“A ‘false dawn’ means that fundamental market balance improvements are happening much slower, if at all, as the supply side is still growing almost as much as the poor demand growth rate,” he explained. “Clearly the Q1 volatility naturally caught a lot of attention, but it remains central that overcapacity reigns. While demand growth is currently above the 2% longer-term estimate, Bimco see the current upswing as a short-term event.”
Bimco estimates some 19 million DWT of dry bulk tonnage will be demolished in 2017.
“We are on target for this,” Sand said. “7.1 million DWT so far have been demolished with May demolition levels being somewhat below the preceding months.”
A return to profit for owners would mean making more progress on supply-side discipline, Sand said.
“Orders are slowly picking up from the multi-year low level in 2016,” he said. “They are still at a very low level, but we have seen just as many new orders in the past two months as we saw in Q1. As prices for second-hand tonnage got back at par with newbuilding prices, owners started to place new orders. New orders year-to-date amount to 3 million DWT.”
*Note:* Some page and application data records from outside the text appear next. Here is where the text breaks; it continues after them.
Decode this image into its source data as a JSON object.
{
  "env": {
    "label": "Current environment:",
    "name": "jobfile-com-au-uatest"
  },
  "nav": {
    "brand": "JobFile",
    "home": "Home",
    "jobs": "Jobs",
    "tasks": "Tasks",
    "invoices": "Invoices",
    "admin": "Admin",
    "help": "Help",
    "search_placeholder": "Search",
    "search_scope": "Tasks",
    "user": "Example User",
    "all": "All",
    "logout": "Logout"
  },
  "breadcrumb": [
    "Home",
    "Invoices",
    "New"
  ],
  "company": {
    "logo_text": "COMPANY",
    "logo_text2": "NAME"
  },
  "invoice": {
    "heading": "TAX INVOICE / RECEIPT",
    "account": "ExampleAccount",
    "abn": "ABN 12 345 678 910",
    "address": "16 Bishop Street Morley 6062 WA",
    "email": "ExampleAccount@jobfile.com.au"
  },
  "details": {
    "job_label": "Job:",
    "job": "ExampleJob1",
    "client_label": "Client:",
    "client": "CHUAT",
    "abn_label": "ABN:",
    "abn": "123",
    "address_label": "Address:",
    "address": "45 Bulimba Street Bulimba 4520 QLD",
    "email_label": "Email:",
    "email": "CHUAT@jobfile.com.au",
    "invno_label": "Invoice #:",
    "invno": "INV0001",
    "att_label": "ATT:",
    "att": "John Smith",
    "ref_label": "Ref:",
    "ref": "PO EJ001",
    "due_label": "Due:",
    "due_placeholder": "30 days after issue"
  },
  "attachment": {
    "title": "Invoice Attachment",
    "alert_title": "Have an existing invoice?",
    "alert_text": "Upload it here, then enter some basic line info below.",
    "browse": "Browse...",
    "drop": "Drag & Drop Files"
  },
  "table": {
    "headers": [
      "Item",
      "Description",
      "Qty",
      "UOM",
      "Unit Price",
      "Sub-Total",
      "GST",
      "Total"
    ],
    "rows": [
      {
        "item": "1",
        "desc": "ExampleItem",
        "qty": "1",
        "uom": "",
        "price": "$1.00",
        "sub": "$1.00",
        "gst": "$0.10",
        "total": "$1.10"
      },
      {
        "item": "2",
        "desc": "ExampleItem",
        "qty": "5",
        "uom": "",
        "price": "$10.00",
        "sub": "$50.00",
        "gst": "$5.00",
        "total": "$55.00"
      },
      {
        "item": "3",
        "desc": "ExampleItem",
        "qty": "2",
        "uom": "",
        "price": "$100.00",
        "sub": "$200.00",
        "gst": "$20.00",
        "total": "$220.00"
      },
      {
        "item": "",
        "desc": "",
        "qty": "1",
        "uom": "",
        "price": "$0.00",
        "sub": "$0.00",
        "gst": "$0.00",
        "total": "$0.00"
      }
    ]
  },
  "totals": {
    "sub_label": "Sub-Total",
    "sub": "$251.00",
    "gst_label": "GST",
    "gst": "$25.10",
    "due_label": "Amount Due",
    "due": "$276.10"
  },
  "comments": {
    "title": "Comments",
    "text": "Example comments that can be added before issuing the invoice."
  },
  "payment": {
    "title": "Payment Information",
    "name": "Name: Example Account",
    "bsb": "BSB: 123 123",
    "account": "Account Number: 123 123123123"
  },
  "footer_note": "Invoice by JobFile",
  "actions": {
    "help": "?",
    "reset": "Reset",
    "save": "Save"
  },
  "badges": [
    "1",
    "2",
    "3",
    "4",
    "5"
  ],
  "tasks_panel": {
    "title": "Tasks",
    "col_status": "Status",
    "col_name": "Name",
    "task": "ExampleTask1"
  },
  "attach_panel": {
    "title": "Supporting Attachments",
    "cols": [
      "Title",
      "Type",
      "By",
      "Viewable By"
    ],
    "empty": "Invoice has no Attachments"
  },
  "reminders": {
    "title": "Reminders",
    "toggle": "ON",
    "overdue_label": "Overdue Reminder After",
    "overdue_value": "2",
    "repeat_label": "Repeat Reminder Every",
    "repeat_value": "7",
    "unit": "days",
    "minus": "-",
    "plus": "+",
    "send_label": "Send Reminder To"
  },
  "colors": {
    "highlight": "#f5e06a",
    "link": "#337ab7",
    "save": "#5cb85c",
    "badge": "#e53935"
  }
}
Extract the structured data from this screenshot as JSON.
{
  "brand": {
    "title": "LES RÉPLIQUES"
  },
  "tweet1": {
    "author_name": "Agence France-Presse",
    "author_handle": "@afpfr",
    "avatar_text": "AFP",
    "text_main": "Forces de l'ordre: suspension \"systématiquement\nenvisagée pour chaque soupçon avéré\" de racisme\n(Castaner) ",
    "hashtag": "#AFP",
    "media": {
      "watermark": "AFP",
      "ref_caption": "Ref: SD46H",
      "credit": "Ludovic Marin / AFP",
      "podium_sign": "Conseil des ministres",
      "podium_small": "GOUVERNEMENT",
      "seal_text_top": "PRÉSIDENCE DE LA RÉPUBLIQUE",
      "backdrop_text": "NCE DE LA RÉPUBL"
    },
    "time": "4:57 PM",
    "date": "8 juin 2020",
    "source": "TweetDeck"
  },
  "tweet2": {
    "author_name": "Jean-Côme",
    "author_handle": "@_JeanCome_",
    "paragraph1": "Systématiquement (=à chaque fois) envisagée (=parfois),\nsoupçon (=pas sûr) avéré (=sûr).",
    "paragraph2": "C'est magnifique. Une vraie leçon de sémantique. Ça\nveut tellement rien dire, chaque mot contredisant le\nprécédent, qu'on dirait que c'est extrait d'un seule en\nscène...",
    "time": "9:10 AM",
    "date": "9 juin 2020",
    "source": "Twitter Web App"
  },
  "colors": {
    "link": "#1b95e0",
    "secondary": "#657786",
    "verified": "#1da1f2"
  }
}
While any return to large-scale placing of new vessel orders with desperate shipyards in Asia would hurt freight rate sentiment, Sand noted that the demand side of the shipping equation remained healthy. “The market is being boosted by Chinese coal imports, Chinese iron ore imports and South American grains and soybean exports,” he said. “In that sense it’s already strong.”
Indeed, he noted, grains were continuing to play a vigorous stimulatory role in the bulk shipping market as exports from the Black Sea as well as South America continued to rise, although not to levels that would make a major dent in the market’s overcapacity except on a seasonal or local level. “We certainly see new records of grain cargo being lifted, but the ships are already in position to take the cargo and the number of ships are matching this demand,” he said. “Larger volumes do not lift freight rates by themselves. The global dry bulk fleet is still capable of carrying much more than it currently is doing.”And that latent capacity will act as a ceiling for shipping prices for much of the next 12 months.